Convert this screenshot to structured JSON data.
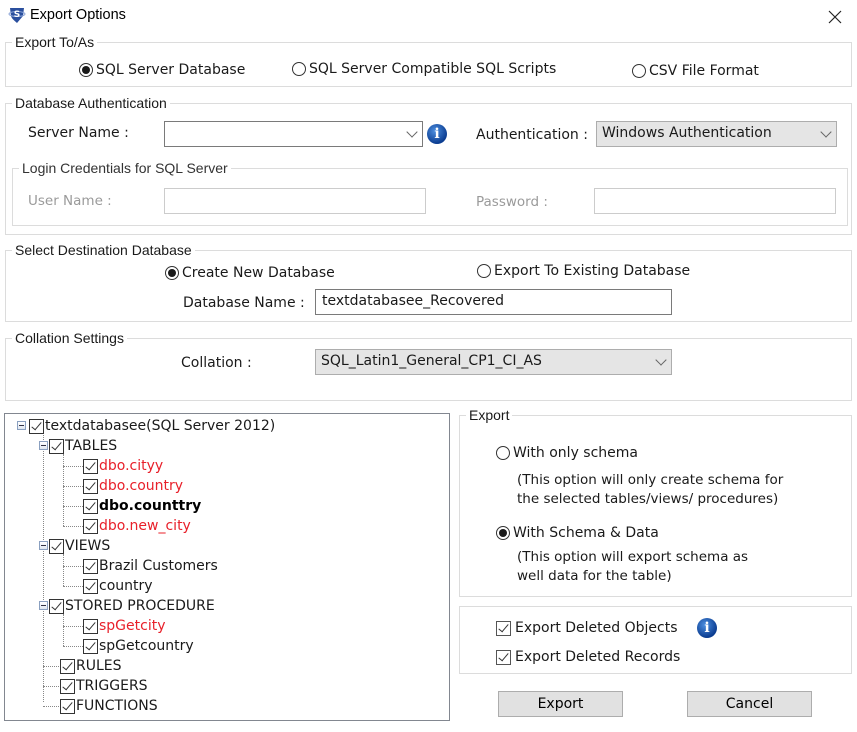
{
  "window": {
    "title": "Export Options",
    "icon": "app-shield-s-icon",
    "close_icon": "close-icon"
  },
  "export_to": {
    "legend": "Export To/As",
    "options": [
      {
        "label": "SQL Server Database",
        "selected": true
      },
      {
        "label": "SQL Server Compatible SQL Scripts",
        "selected": false
      },
      {
        "label": "CSV File Format",
        "selected": false
      }
    ]
  },
  "db_auth": {
    "legend": "Database Authentication",
    "server_name_label": "Server Name :",
    "server_name_value": "",
    "authentication_label": "Authentication :",
    "authentication_value": "Windows Authentication",
    "login": {
      "legend": "Login Credentials for SQL Server",
      "username_label": "User Name :",
      "username_value": "",
      "password_label": "Password :",
      "password_value": ""
    }
  },
  "destination": {
    "legend": "Select Destination Database",
    "options": [
      {
        "label": "Create New Database",
        "selected": true
      },
      {
        "label": "Export To Existing Database",
        "selected": false
      }
    ],
    "db_name_label": "Database Name :",
    "db_name_value": "textdatabasee_Recovered"
  },
  "collation": {
    "legend": "Collation Settings",
    "label": "Collation :",
    "value": "SQL_Latin1_General_CP1_CI_AS"
  },
  "tree": {
    "root": {
      "label": "textdatabasee(SQL Server 2012)",
      "checked": true,
      "expanded": true
    },
    "nodes": [
      {
        "label": "TABLES",
        "checked": true,
        "expanded": true,
        "children": [
          {
            "label": "dbo.cityy",
            "checked": true,
            "style": "deleted"
          },
          {
            "label": "dbo.country",
            "checked": true,
            "style": "deleted"
          },
          {
            "label": "dbo.counttry",
            "checked": true,
            "style": "bold"
          },
          {
            "label": "dbo.new_city",
            "checked": true,
            "style": "deleted"
          }
        ]
      },
      {
        "label": "VIEWS",
        "checked": true,
        "expanded": true,
        "children": [
          {
            "label": "Brazil Customers",
            "checked": true,
            "style": "normal"
          },
          {
            "label": "country",
            "checked": true,
            "style": "normal"
          }
        ]
      },
      {
        "label": "STORED PROCEDURE",
        "checked": true,
        "expanded": true,
        "children": [
          {
            "label": "spGetcity",
            "checked": true,
            "style": "deleted"
          },
          {
            "label": "spGetcountry",
            "checked": true,
            "style": "normal"
          }
        ]
      },
      {
        "label": "RULES",
        "checked": true
      },
      {
        "label": "TRIGGERS",
        "checked": true
      },
      {
        "label": "FUNCTIONS",
        "checked": true
      }
    ]
  },
  "export_mode": {
    "legend": "Export",
    "options": [
      {
        "label": "With only schema",
        "selected": false,
        "desc1": "(This option will only create schema for",
        "desc2": "the  selected tables/views/ procedures)"
      },
      {
        "label": "With Schema & Data",
        "selected": true,
        "desc1": "(This option will export schema as",
        "desc2": "well data for the table)"
      }
    ]
  },
  "deleted": {
    "objects_label": "Export Deleted Objects",
    "objects_checked": true,
    "records_label": "Export Deleted Records",
    "records_checked": true
  },
  "buttons": {
    "export": "Export",
    "cancel": "Cancel"
  },
  "colors": {
    "deleted_item": "#e8202a",
    "info_icon": "#0b3d91",
    "button_bg": "#e1e1e1",
    "combo_bg": "#e5e5e5"
  }
}
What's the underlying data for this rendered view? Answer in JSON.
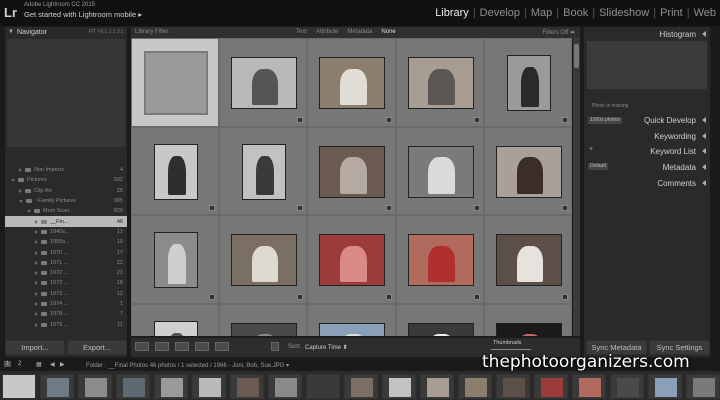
{
  "app": {
    "logo": "Lr",
    "title": "Adobe Lightroom CC 2015",
    "subtitle": "Get started with Lightroom mobile",
    "subtitle_arrow": "▸"
  },
  "modules": {
    "library": "Library",
    "develop": "Develop",
    "map": "Map",
    "book": "Book",
    "slideshow": "Slideshow",
    "print": "Print",
    "web": "Web",
    "separator": "|"
  },
  "left_panel": {
    "navigator_title": "Navigator",
    "navigator_modes": "FIT  FILL  1:1  3:1",
    "folders": [
      {
        "label": "Non Imports",
        "count": "4",
        "level": 1,
        "expanded": false
      },
      {
        "label": "Pictures",
        "count": "932",
        "level": 0,
        "expanded": true
      },
      {
        "label": "Clip Art",
        "count": "25",
        "level": 1,
        "expanded": false
      },
      {
        "label": "~Family Pictures",
        "count": "905",
        "level": 1,
        "expanded": true
      },
      {
        "label": "Mom Scan...",
        "count": "820",
        "level": 2,
        "expanded": true
      },
      {
        "label": "__Fin...",
        "count": "46",
        "level": 3,
        "expanded": false,
        "selected": true
      },
      {
        "label": "1940s...",
        "count": "12",
        "level": 3
      },
      {
        "label": "1950s...",
        "count": "10",
        "level": 3
      },
      {
        "label": "1970 ...",
        "count": "17",
        "level": 3
      },
      {
        "label": "1971 ...",
        "count": "22",
        "level": 3
      },
      {
        "label": "1972 ...",
        "count": "23",
        "level": 3
      },
      {
        "label": "1972 ...",
        "count": "18",
        "level": 3
      },
      {
        "label": "1973 ...",
        "count": "12",
        "level": 3
      },
      {
        "label": "1974 ...",
        "count": "1",
        "level": 3
      },
      {
        "label": "1978 ...",
        "count": "7",
        "level": 3
      },
      {
        "label": "1979 ...",
        "count": "11",
        "level": 3
      }
    ],
    "import_label": "Import...",
    "export_label": "Export..."
  },
  "filter_bar": {
    "title": "Library Filter :",
    "options": [
      "Text",
      "Attribute",
      "Metadata",
      "None"
    ],
    "active": "None",
    "filters_off": "Filters Off ⬌"
  },
  "grid": {
    "cells": [
      {
        "type": "empty",
        "selected": true
      },
      {
        "type": "bw",
        "tone": "#b9b9b9",
        "subject": "#555"
      },
      {
        "type": "color",
        "tone": "#8c7e6c",
        "subject": "#e0ddd7"
      },
      {
        "type": "color",
        "tone": "#a79d93",
        "subject": "#5a5754"
      },
      {
        "type": "bw",
        "tone": "#9a9a9a",
        "subject": "#2a2a2a"
      },
      {
        "type": "bw",
        "tone": "#c8c8c8",
        "subject": "#2e2e2e"
      },
      {
        "type": "bw",
        "tone": "#c2c2c2",
        "subject": "#3a3a3a"
      },
      {
        "type": "color",
        "tone": "#6b5a52",
        "subject": "#b5aaa2"
      },
      {
        "type": "bw",
        "tone": "#7a7a7a",
        "subject": "#dadada"
      },
      {
        "type": "color",
        "tone": "#a8a099",
        "subject": "#3a2d2a"
      },
      {
        "type": "bw",
        "tone": "#8b8b8b",
        "subject": "#cfcfcf"
      },
      {
        "type": "color",
        "tone": "#7b6e62",
        "subject": "#ddd8d0"
      },
      {
        "type": "color",
        "tone": "#9b3b3a",
        "subject": "#d98a88"
      },
      {
        "type": "color",
        "tone": "#b06a5e",
        "subject": "#b02f2f"
      },
      {
        "type": "color",
        "tone": "#5c4f48",
        "subject": "#e6e3df"
      },
      {
        "type": "bw",
        "tone": "#cfcfcf",
        "subject": "#555"
      },
      {
        "type": "color",
        "tone": "#4a4a4a",
        "subject": "#888"
      },
      {
        "type": "color",
        "tone": "#8aa0b8",
        "subject": "#ddd"
      },
      {
        "type": "bw",
        "tone": "#3a3a3a",
        "subject": "#eee"
      },
      {
        "type": "color",
        "tone": "#1a1a1a",
        "subject": "#cc6666"
      }
    ]
  },
  "toolbar": {
    "sort_label": "Sort:",
    "sort_value": "Capture Time ⬍",
    "thumbnails_label": "Thumbnails"
  },
  "right_panel": {
    "histogram": "Histogram",
    "photo_missing": "Photo is missing",
    "saved_preset": "1000s photos",
    "quick_develop": "Quick Develop",
    "keywording": "Keywording",
    "keyword_list": "Keyword List",
    "metadata": "Metadata",
    "metadata_preset": "Default",
    "comments": "Comments",
    "plus": "+",
    "sync_metadata": "Sync Metadata",
    "sync_settings": "Sync Settings"
  },
  "filmstrip": {
    "num1": "1",
    "num2": "2",
    "path": "Folder : __Final Photos    46 photos / 1 selected / 1966 - Joni, Bob, Sue.JPG ▾"
  },
  "watermark": "thephotoorganizers.com"
}
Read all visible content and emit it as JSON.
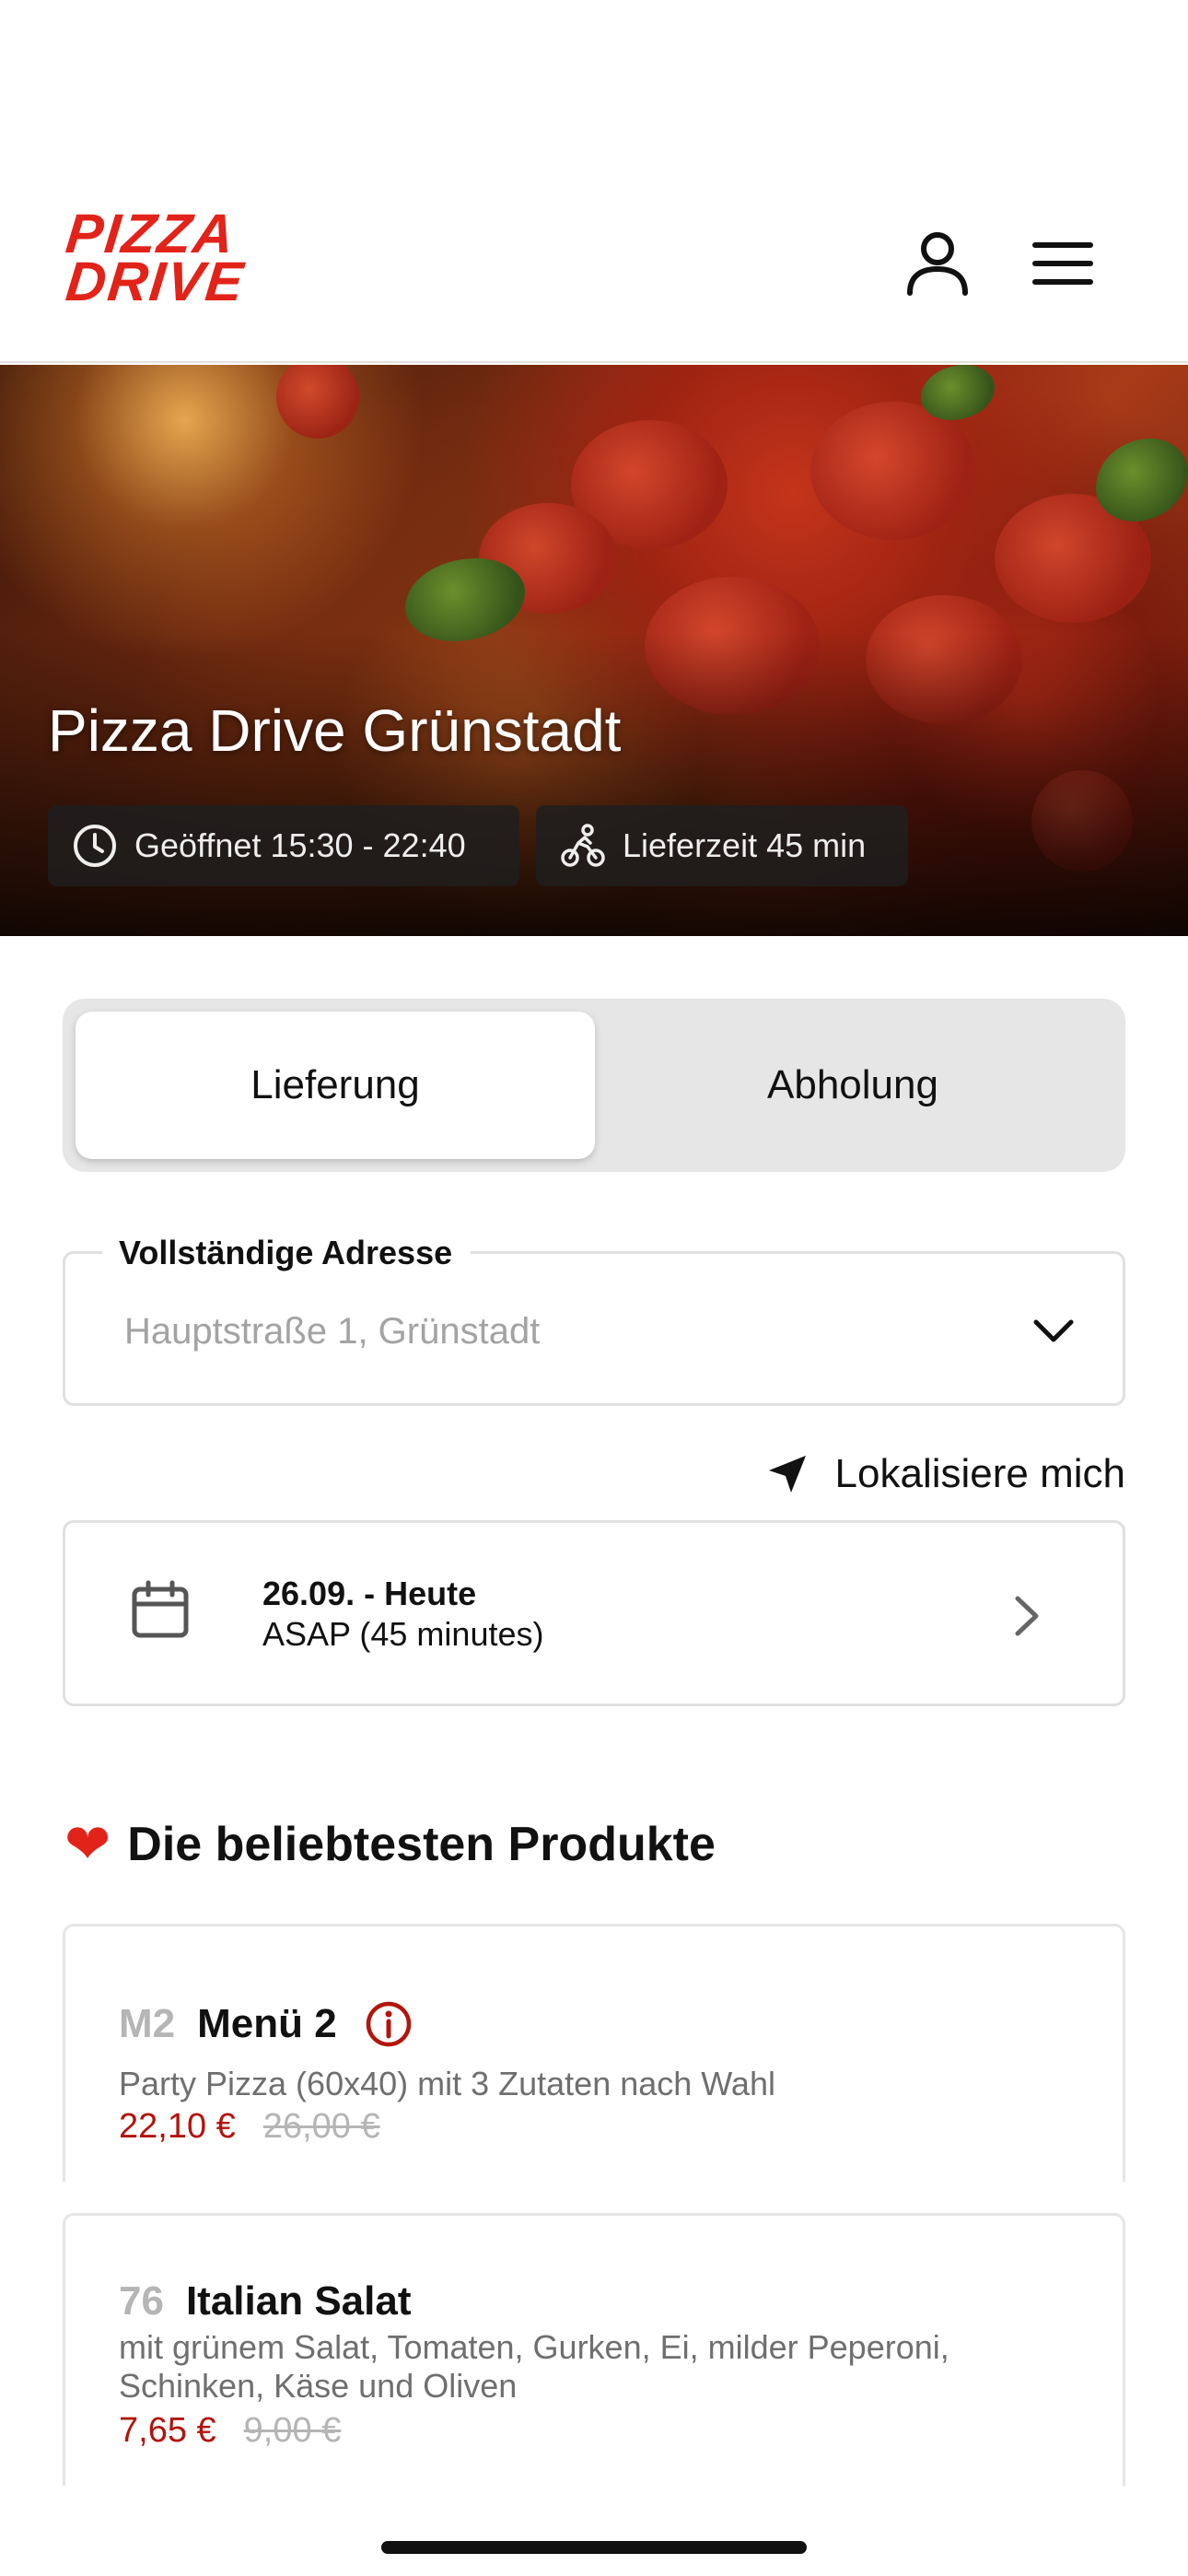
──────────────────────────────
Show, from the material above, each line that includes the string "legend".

    "legend": "Export To/As",
    "legend": "Database Authentication",
      "legend": "Login Credentials for SQL Server",
    "legend": "Select Destination Database",
    "legend": "Collation Settings",
    "legend": "Export",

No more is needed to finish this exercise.